The Valley has always felt like home for soccer star and family man Brandon Deyarmin.
The University High School alumnus has come full circle from his days as a Titan player. Now, he’s the head coach for the school’s boys and girls programs.
Last week Deyarmin was named to the newly consolidated positions after four years serving as a boys assistant and one year with the girls.
“We were trying to get one person so we’ll have continuity with the kids,” said Titan activities coordinator Bill Ames. “Hopefully at some point down the road he’ll be an in-building coach.”
Boys coach Damon Hagerott resigned to put more time into his teaching and coaching positions at Whitworth College. Girls coach Arnoldo Gudiel applied for the Titan job that ultimately went to Deyarmin.

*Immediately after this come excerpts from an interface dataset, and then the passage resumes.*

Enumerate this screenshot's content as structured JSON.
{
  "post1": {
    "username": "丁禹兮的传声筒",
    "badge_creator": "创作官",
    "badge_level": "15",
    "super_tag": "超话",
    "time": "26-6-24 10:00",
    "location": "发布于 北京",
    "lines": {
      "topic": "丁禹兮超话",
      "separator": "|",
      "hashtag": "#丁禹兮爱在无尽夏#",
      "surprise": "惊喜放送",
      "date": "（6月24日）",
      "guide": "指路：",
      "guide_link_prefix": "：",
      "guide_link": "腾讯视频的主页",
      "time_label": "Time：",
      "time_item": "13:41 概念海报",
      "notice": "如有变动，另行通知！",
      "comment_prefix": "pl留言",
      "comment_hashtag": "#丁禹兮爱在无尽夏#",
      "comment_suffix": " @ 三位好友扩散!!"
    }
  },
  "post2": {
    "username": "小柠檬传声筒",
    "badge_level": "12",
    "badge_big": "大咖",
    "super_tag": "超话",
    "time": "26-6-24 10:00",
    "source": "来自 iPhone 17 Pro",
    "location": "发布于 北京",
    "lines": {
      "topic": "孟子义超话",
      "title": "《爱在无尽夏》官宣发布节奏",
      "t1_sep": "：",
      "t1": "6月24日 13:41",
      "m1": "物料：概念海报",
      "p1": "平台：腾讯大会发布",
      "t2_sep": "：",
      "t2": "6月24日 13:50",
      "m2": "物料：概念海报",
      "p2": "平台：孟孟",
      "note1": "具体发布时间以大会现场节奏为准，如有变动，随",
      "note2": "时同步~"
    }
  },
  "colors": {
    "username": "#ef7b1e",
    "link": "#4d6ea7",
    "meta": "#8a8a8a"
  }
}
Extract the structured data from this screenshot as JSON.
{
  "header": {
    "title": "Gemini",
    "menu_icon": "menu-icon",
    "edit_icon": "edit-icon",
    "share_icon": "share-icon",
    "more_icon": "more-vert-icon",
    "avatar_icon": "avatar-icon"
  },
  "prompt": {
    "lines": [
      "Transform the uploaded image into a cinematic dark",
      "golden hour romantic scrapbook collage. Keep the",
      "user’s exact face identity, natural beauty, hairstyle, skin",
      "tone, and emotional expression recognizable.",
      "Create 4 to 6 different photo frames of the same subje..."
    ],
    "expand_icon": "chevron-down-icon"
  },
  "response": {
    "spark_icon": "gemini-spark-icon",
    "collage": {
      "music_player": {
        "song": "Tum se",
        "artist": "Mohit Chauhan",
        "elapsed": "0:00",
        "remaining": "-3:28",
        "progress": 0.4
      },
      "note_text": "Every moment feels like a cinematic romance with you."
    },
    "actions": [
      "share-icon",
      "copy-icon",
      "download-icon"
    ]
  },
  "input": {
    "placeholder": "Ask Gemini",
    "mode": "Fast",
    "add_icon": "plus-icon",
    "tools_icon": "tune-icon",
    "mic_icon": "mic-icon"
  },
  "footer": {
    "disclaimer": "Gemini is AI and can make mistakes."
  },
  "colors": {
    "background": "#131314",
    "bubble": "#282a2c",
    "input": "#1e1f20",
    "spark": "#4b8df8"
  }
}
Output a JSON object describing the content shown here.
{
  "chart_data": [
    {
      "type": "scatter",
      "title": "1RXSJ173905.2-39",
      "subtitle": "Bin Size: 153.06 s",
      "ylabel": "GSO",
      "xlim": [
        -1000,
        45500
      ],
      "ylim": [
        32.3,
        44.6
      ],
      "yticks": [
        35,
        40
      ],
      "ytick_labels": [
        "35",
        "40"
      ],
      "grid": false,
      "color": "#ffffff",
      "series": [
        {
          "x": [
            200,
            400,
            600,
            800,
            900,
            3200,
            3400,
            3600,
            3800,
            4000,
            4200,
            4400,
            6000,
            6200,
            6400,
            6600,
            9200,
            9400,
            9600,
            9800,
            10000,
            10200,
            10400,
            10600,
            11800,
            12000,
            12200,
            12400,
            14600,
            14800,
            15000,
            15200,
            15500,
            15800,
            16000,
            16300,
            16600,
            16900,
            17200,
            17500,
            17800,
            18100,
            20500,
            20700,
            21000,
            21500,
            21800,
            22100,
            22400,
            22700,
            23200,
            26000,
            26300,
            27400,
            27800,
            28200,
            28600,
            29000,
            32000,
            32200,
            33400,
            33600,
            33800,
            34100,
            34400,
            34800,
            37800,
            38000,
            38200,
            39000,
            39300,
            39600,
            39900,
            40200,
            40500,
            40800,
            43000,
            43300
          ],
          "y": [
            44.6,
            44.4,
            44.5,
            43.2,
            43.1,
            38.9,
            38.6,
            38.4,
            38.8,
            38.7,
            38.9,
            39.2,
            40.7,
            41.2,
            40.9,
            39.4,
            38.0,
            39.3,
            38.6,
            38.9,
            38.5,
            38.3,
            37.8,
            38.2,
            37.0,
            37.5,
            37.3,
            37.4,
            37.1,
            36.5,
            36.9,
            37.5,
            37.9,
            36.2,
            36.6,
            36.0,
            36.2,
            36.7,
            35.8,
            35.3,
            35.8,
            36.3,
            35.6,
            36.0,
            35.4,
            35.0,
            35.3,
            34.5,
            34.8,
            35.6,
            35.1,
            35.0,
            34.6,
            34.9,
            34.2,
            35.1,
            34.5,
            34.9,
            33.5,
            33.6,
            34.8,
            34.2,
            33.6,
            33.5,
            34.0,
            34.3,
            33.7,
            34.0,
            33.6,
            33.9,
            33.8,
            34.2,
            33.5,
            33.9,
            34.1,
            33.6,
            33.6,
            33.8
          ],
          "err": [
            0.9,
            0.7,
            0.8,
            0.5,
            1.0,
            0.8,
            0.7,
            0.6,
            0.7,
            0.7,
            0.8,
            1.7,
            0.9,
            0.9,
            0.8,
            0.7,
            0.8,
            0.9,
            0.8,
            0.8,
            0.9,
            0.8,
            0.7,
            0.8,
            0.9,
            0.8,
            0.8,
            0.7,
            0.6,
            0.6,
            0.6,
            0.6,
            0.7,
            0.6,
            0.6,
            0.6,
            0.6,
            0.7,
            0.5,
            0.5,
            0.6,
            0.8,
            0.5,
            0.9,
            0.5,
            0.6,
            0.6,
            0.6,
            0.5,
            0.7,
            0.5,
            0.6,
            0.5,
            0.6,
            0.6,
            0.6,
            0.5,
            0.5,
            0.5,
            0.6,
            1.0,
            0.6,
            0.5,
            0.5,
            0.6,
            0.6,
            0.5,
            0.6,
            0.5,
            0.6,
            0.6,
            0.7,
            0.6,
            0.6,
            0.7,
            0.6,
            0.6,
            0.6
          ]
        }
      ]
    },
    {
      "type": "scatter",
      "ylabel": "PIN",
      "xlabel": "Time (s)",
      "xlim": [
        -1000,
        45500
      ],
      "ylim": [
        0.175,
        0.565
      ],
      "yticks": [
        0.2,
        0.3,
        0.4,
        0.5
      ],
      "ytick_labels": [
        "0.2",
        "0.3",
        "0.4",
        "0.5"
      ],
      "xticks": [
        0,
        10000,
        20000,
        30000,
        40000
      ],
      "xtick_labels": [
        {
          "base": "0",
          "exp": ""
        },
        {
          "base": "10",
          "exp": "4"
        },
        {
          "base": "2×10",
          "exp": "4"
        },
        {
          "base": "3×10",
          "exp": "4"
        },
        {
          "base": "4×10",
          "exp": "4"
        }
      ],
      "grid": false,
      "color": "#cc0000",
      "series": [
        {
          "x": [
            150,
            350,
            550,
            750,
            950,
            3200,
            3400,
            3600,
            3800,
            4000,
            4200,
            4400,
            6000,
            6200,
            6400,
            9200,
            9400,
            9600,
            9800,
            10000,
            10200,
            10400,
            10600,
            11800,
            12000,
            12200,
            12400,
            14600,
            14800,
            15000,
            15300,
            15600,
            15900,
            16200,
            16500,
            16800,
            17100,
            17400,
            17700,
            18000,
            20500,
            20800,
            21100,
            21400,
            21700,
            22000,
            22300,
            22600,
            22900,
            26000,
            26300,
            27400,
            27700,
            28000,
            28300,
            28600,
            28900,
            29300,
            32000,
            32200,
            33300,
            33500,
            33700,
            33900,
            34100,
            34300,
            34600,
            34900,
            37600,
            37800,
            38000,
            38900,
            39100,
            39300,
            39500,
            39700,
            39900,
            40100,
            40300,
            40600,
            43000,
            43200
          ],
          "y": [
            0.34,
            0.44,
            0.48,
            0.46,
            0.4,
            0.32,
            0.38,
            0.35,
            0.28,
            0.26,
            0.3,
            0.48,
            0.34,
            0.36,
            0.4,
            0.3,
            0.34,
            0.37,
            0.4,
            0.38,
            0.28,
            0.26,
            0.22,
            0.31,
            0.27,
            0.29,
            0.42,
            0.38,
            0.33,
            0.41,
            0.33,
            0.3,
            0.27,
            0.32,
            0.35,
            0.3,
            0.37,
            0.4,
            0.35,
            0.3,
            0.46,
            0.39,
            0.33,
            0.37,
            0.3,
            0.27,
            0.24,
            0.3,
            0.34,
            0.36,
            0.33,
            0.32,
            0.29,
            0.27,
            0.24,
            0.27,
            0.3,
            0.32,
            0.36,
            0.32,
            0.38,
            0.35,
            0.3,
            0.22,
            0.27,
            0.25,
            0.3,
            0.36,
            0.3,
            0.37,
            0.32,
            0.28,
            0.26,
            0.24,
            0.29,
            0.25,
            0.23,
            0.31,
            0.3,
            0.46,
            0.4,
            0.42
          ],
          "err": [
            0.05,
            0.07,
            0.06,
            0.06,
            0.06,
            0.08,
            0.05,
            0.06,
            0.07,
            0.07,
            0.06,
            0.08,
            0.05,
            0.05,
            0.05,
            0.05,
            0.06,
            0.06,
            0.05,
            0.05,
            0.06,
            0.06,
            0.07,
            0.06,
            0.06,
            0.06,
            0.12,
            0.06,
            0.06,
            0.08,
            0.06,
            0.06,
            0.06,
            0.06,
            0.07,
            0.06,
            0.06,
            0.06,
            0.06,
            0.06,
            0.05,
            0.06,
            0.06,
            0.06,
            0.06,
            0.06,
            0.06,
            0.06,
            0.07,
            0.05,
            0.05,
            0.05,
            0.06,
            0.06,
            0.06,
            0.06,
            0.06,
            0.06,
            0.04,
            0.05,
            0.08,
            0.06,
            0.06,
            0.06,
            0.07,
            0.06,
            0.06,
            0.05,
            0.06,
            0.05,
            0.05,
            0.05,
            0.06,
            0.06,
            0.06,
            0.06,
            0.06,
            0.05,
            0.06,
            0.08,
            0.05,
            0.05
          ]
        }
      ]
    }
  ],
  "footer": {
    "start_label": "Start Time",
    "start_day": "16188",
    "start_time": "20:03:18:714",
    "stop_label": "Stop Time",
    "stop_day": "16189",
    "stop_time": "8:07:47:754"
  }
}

“All I know is they wanted someone in there as both boys and girls coach,” said Deyarmin. “The fact I was a University grad, I hope, helped.”
“When they interviewed, Brandon did the best job,” said Ames of his selection as coach. “Arnoldo has tremendous knowledge but he’s a little divorced from the situation out here and that’s not going to change.”
Ames added that the need ultimately for an in-building coach and Deyarmin’s intent to teach fit with new statewide concerns about education.
A 1990 Titan graduate and Greater Spokane League most valuable player, Deyarmin left Spokane for Seattle and the University of Washington.
Neither the big city nor the big school was a good fit. And Deyarmin wasn’t comfortable with the distance between him and his family.
The result was a return to Spokane where he played for and graduated from Whitworth College while living on the North Side.
He and his wife Shauna have since moved back to the Valley. Last February a second son, Colin-Michal, joined two-year-old brother Gaven in the Deyarmin household.
Both parents are seeking teaching positions within the Central Valley School District. He wants to teach history and special education. She wants to teach at the elementary level. They plan to substitute until jobs become available.
Deyarmin said his coaching style will emulate Hagerott’s.
“I will kind of incorporate it with the girls,” said Deyarmin. “I want to create a sound program, like what the wrestling program has created. I want them to wear team shirts and get more involved.”
Having players who play yearround like those at Mead and Gonzaga Prep is important, said Deyarmin. He will go into the elementary schools to sell the program and give summer camps for future players.
“I think Brandon’s commitment is to the Valley and he has no intentions of moving out,” said Ames. “He understands what’s here. He’s a U-Hi kid and a class act who deserves the opportunity.”
There’s no place like home.
, DataTimes ILLUSTRATION: Photo